---- Records provided
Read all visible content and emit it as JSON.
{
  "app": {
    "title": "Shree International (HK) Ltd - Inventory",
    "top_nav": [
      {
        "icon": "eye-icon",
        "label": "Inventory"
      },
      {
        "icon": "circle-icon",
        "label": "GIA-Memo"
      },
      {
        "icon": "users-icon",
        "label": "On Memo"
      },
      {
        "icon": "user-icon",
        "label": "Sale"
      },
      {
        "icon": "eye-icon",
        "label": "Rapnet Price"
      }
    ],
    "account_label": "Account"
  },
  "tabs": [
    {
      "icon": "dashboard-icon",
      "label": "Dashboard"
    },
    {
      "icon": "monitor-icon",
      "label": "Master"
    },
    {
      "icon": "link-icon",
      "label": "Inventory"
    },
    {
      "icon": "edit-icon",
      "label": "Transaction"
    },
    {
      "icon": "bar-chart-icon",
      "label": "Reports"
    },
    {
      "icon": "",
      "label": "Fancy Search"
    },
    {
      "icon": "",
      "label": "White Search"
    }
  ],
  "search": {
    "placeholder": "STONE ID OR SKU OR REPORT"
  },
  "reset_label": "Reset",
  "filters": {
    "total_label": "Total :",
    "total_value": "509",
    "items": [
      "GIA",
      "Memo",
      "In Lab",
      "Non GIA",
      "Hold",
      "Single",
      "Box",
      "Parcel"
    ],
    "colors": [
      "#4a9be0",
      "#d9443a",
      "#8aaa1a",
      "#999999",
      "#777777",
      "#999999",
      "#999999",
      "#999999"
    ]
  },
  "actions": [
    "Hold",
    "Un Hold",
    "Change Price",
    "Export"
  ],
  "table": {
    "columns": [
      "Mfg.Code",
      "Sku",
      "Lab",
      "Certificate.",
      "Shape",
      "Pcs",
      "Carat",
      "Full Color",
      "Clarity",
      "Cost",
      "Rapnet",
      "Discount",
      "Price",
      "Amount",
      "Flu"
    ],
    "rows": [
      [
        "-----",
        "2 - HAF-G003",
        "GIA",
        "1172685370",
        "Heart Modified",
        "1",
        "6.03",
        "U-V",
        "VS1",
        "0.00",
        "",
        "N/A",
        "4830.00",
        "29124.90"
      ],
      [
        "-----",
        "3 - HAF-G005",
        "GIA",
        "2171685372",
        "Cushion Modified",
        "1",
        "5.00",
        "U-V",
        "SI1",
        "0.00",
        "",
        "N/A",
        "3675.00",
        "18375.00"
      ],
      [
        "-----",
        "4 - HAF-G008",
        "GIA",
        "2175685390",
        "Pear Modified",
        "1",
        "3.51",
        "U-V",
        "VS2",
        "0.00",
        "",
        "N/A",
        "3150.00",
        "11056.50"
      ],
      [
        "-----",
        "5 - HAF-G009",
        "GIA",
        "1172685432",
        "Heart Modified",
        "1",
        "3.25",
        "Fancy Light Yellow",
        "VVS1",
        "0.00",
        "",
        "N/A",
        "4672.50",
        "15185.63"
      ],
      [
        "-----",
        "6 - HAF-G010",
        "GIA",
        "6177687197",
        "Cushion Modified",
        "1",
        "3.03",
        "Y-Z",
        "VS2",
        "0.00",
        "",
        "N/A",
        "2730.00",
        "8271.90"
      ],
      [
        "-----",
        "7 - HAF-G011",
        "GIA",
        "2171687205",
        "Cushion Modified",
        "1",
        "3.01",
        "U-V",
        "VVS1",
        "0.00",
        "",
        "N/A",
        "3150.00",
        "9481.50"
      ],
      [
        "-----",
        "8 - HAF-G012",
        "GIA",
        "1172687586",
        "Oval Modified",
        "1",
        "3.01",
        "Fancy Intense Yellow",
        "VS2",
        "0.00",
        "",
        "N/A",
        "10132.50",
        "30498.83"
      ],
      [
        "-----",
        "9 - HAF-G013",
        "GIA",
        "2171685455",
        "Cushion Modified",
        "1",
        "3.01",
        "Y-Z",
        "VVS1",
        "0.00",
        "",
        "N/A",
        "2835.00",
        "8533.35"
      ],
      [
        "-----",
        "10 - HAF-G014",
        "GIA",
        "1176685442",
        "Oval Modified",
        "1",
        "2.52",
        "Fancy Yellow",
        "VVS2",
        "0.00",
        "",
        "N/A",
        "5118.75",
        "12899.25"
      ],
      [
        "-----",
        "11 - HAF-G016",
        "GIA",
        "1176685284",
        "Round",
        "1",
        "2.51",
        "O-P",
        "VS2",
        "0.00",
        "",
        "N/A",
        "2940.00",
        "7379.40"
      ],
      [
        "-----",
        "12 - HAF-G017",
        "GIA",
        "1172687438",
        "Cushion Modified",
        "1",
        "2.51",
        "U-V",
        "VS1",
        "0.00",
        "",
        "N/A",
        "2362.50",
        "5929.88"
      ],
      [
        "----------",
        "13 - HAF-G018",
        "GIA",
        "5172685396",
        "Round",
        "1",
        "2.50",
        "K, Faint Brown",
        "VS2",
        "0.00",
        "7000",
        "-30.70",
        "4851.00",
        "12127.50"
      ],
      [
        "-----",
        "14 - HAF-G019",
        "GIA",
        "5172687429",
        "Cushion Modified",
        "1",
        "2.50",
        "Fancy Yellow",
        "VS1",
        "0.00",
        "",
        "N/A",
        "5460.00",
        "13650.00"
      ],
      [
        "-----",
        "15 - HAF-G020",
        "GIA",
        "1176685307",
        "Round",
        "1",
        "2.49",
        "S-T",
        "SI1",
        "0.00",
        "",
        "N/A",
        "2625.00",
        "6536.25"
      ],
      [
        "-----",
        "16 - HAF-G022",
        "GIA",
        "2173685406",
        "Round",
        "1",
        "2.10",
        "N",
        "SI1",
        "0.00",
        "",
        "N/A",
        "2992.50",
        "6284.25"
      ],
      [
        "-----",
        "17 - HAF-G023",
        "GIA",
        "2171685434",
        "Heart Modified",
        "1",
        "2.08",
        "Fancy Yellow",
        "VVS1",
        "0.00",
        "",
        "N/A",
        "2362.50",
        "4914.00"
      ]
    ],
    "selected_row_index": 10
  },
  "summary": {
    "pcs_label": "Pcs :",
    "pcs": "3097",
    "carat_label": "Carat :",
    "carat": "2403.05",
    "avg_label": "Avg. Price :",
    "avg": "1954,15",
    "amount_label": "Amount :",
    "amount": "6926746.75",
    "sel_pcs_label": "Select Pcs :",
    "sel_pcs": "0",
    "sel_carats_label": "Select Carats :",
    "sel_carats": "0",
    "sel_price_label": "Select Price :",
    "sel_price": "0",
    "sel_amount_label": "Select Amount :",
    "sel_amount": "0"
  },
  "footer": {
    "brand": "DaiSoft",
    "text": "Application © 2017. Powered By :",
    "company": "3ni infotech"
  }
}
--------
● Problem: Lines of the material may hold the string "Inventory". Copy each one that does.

● Written answer:
    "title": "Shree International (HK) Ltd - Inventory",
        "label": "Inventory"
      "label": "Inventory"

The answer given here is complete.